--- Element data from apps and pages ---
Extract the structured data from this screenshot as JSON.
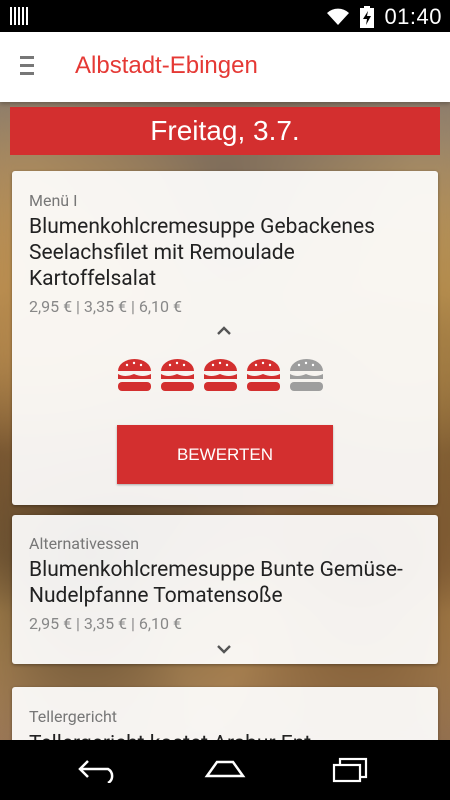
{
  "status_bar": {
    "time": "01:40",
    "icons": [
      "barcode-icon",
      "wifi-icon",
      "battery-charging-icon"
    ]
  },
  "app_bar": {
    "title": "Albstadt-Ebingen",
    "menu_icon": "menu-icon"
  },
  "date_banner": {
    "label": "Freitag, 3.7."
  },
  "cards": [
    {
      "category": "Menü I",
      "meal": "Blumenkohlcremesuppe Gebackenes Seelachsfilet mit Remoulade Kartoffelsalat",
      "prices": "2,95 € | 3,35 € | 6,10 €",
      "rating": {
        "value": 4,
        "max": 5
      },
      "rate_button": "BEWERTEN"
    },
    {
      "category": "Alternativessen",
      "meal": "Blumenkohlcremesuppe Bunte Gemüse-Nudelpfanne Tomatensoße",
      "prices": "2,95 € | 3,35 € | 6,10 €"
    },
    {
      "category": "Tellergericht",
      "meal": "Tellergericht kostet Arabur Ent..."
    }
  ],
  "colors": {
    "accent": "#d32f2f",
    "title_red": "#e53935",
    "rating_inactive": "#9e9e9e"
  },
  "nav_bar": {
    "icons": [
      "back-icon",
      "home-icon",
      "recent-apps-icon"
    ]
  }
}
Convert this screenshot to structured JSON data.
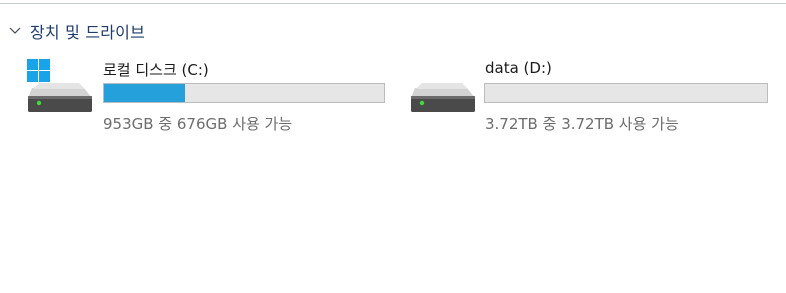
{
  "section": {
    "title": "장치 및 드라이브",
    "chevron_icon": "chevron-down-icon"
  },
  "drives": [
    {
      "name": "로컬 디스크 (C:)",
      "space_text": "953GB 중 676GB 사용 가능",
      "used_fraction": 0.29,
      "icon": "system-drive-icon",
      "bar_color": "#26a0da"
    },
    {
      "name": "data (D:)",
      "space_text": "3.72TB 중 3.72TB 사용 가능",
      "used_fraction": 0.0,
      "icon": "hard-drive-icon",
      "bar_color": "#26a0da"
    }
  ],
  "colors": {
    "accent": "#26a0da",
    "section_title": "#1e3c6e",
    "bar_track": "#e6e6e6",
    "drive_led": "#3ddc3d"
  }
}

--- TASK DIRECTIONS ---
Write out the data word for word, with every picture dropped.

--- SOLUTION FOR THIS PROBLEM ---
Extract the structured data from this screenshot as JSON.
{
  "status_bar": {
    "time": "01:40",
    "icons": [
      "barcode-icon",
      "wifi-icon",
      "battery-charging-icon"
    ]
  },
  "app_bar": {
    "title": "Albstadt-Ebingen",
    "menu_icon": "menu-icon"
  },
  "date_banner": {
    "label": "Freitag, 3.7."
  },
  "cards": [
    {
      "category": "Menü I",
      "meal": "Blumenkohlcremesuppe Gebackenes Seelachsfilet mit Remoulade Kartoffelsalat",
      "prices": "2,95 € | 3,35 € | 6,10 €",
      "rating": {
        "value": 4,
        "max": 5
      },
      "rate_button": "BEWERTEN"
    },
    {
      "category": "Alternativessen",
      "meal": "Blumenkohlcremesuppe Bunte Gemüse-Nudelpfanne Tomatensoße",
      "prices": "2,95 € | 3,35 € | 6,10 €"
    },
    {
      "category": "Tellergericht",
      "meal": "Tellergericht kostet Arabur Ent..."
    }
  ],
  "colors": {
    "accent": "#d32f2f",
    "title_red": "#e53935",
    "rating_inactive": "#9e9e9e"
  },
  "nav_bar": {
    "icons": [
      "back-icon",
      "home-icon",
      "recent-apps-icon"
    ]
  }
}
Convert this screenshot to structured JSON data.
{
  "section": {
    "title": "장치 및 드라이브",
    "chevron_icon": "chevron-down-icon"
  },
  "drives": [
    {
      "name": "로컬 디스크 (C:)",
      "space_text": "953GB 중 676GB 사용 가능",
      "used_fraction": 0.29,
      "icon": "system-drive-icon",
      "bar_color": "#26a0da"
    },
    {
      "name": "data (D:)",
      "space_text": "3.72TB 중 3.72TB 사용 가능",
      "used_fraction": 0.0,
      "icon": "hard-drive-icon",
      "bar_color": "#26a0da"
    }
  ],
  "colors": {
    "accent": "#26a0da",
    "section_title": "#1e3c6e",
    "bar_track": "#e6e6e6",
    "drive_led": "#3ddc3d"
  }
}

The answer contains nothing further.